InchDairnie was founded by Ian Palmer, a whisky industry veteran of some 45 years, with the goal of bringing innovative materials, production methods, and maturation strategies to the production of Scotch whisky. Located in Fife, the brand-new distillery started producing spirit in December 2015.
Officially categorised as a single grain Scotch whisky, RyeLaw was created from a mash bill of 53 per cent malted rye and 47 per cent malted barley, both extra finely ground before processing in a bid to extract maximum flavour from the grains. The distillery uses one of two Meura mash filters currently operating in Scotland in the mashing of its cereals, and uses a rye-specific yeast in fermentation.
Its spirit is double pot distilled – the first still features an unusual double condenser, and the second is a bespoke Lomond Hill still designed by Palmer and Italian still maker Frilli – and has been matured in charred new American oak casks.

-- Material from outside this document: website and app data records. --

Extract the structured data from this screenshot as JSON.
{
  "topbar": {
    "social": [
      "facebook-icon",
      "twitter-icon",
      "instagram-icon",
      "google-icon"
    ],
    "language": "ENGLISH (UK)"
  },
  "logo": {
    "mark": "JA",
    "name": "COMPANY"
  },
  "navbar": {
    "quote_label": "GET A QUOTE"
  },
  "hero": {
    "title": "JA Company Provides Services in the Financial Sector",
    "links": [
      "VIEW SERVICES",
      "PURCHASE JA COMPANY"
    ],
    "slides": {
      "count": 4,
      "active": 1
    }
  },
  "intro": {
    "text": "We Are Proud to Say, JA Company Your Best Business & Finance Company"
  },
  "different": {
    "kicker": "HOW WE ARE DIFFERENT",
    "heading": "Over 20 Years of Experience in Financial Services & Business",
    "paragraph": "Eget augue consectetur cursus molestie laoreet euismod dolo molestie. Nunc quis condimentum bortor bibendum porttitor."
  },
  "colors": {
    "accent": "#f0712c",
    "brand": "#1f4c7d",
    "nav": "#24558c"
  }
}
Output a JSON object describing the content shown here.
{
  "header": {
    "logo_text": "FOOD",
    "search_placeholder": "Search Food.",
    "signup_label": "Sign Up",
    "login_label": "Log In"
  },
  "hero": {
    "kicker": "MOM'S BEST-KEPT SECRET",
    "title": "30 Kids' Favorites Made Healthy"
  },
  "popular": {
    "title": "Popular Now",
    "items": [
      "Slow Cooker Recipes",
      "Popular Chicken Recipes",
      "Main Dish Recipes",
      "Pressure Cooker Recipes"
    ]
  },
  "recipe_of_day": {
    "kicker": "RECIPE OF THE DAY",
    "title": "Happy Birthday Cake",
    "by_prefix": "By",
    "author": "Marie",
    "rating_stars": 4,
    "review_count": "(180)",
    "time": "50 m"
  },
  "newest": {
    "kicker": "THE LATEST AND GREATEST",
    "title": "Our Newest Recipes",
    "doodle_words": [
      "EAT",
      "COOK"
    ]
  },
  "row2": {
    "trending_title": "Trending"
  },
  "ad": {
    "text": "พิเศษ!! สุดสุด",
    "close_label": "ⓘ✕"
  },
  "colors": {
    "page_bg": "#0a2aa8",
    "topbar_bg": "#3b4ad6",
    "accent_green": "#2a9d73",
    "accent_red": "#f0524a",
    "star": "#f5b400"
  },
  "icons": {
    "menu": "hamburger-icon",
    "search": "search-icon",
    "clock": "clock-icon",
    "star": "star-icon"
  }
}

This inaugural release of RyeLaw is the 2017 vintage, bottled at 46.3% ABV and available through retailers including Selfridges, Harvey Nichols, and Fortnum & Mason for a recommended price of £110 per 70cl bottle. Only 200 casks of the 'year one vintage' have been bottled and made available worldwide.
Palmer, InchDairnie's managing director, said: "We’ve been preparing for this day for well over a decade, and it is only now that we feel the quality of RyeLaw meets our exacting standards that we are putting it into bottles. And what a whisky it is... While we are rooted in Scotch whisky tradition, we have explored what is possible when agriculture meets industry and innovative technologies combine with methodology, to create a superb rye whisky that is sure to excite palates."
Scott Sneddon, distillery manager, said RyeLaw bore some resemblance to American rye whiskies, but was an undeniably Scottish take on the style: “The rye spiciness with vanilla, sweet biscuit cereal and dried fruit notes seem much more defined than rye whiskeys from America we’ve compared it to. There’s a richer, more luxurious mouthfeel and great balance, which are certainly helped by the favourable maturation conditions we have in Fife compared to Kentucky. The use of malted rye in the mash means we have a softer, more sippable style of rye whisky."